Provide an exact repetition of every entry, with no word altered.

=== Begin Enclosure ===

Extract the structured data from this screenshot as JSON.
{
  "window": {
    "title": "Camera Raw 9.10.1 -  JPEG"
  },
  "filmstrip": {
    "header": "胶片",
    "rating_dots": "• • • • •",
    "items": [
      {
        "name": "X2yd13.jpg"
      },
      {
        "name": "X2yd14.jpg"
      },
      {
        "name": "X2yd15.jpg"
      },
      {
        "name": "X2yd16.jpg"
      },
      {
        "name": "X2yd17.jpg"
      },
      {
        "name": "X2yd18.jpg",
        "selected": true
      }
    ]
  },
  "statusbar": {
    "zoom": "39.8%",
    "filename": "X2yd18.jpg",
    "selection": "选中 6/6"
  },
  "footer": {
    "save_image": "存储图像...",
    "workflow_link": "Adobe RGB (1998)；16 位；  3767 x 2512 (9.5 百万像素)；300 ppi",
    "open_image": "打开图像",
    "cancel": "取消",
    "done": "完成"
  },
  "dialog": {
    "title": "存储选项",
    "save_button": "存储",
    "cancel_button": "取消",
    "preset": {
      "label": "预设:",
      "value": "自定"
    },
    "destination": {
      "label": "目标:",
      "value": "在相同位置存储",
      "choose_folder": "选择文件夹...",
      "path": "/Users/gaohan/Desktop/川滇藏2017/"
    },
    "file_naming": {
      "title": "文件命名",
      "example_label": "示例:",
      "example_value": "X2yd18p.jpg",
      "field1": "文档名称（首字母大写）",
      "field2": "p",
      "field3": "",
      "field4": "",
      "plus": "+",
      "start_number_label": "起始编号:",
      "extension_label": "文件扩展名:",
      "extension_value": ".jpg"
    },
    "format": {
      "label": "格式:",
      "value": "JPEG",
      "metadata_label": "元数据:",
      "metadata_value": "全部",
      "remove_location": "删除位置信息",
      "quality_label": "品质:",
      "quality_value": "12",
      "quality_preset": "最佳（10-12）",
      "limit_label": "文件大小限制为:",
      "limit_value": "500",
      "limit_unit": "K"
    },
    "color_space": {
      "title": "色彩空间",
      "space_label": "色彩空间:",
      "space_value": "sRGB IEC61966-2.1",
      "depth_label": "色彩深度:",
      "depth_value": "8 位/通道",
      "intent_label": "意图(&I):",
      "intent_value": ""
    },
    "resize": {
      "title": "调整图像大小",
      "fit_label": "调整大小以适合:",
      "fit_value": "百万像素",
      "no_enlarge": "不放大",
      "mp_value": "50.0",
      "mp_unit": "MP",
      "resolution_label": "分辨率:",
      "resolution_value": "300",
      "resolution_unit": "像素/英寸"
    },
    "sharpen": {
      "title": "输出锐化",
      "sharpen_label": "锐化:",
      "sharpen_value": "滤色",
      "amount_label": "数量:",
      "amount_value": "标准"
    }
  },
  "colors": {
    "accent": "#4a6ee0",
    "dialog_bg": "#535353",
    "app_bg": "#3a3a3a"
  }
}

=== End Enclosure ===

## The answer
Extract the structured data from this screenshot as JSON.
{
  "window": {
    "title": "Camera Raw 9.10.1 -  JPEG"
  },
  "filmstrip": {
    "header": "胶片",
    "rating_dots": "• • • • •",
    "items": [
      {
        "name": "X2yd13.jpg"
      },
      {
        "name": "X2yd14.jpg"
      },
      {
        "name": "X2yd15.jpg"
      },
      {
        "name": "X2yd16.jpg"
      },
      {
        "name": "X2yd17.jpg"
      },
      {
        "name": "X2yd18.jpg",
        "selected": true
      }
    ]
  },
  "statusbar": {
    "zoom": "39.8%",
    "filename": "X2yd18.jpg",
    "selection": "选中 6/6"
  },
  "footer": {
    "save_image": "存储图像...",
    "workflow_link": "Adobe RGB (1998)；16 位；  3767 x 2512 (9.5 百万像素)；300 ppi",
    "open_image": "打开图像",
    "cancel": "取消",
    "done": "完成"
  },
  "dialog": {
    "title": "存储选项",
    "save_button": "存储",
    "cancel_button": "取消",
    "preset": {
      "label": "预设:",
      "value": "自定"
    },
    "destination": {
      "label": "目标:",
      "value": "在相同位置存储",
      "choose_folder": "选择文件夹...",
      "path": "/Users/gaohan/Desktop/川滇藏2017/"
    },
    "file_naming": {
      "title": "文件命名",
      "example_label": "示例:",
      "example_value": "X2yd18p.jpg",
      "field1": "文档名称（首字母大写）",
      "field2": "p",
      "field3": "",
      "field4": "",
      "plus": "+",
      "start_number_label": "起始编号:",
      "extension_label": "文件扩展名:",
      "extension_value": ".jpg"
    },
    "format": {
      "label": "格式:",
      "value": "JPEG",
      "metadata_label": "元数据:",
      "metadata_value": "全部",
      "remove_location": "删除位置信息",
      "quality_label": "品质:",
      "quality_value": "12",
      "quality_preset": "最佳（10-12）",
      "limit_label": "文件大小限制为:",
      "limit_value": "500",
      "limit_unit": "K"
    },
    "color_space": {
      "title": "色彩空间",
      "space_label": "色彩空间:",
      "space_value": "sRGB IEC61966-2.1",
      "depth_label": "色彩深度:",
      "depth_value": "8 位/通道",
      "intent_label": "意图(&I):",
      "intent_value": ""
    },
    "resize": {
      "title": "调整图像大小",
      "fit_label": "调整大小以适合:",
      "fit_value": "百万像素",
      "no_enlarge": "不放大",
      "mp_value": "50.0",
      "mp_unit": "MP",
      "resolution_label": "分辨率:",
      "resolution_value": "300",
      "resolution_unit": "像素/英寸"
    },
    "sharpen": {
      "title": "输出锐化",
      "sharpen_label": "锐化:",
      "sharpen_value": "滤色",
      "amount_label": "数量:",
      "amount_value": "标准"
    }
  },
  "colors": {
    "accent": "#4a6ee0",
    "dialog_bg": "#535353",
    "app_bg": "#3a3a3a"
  }
}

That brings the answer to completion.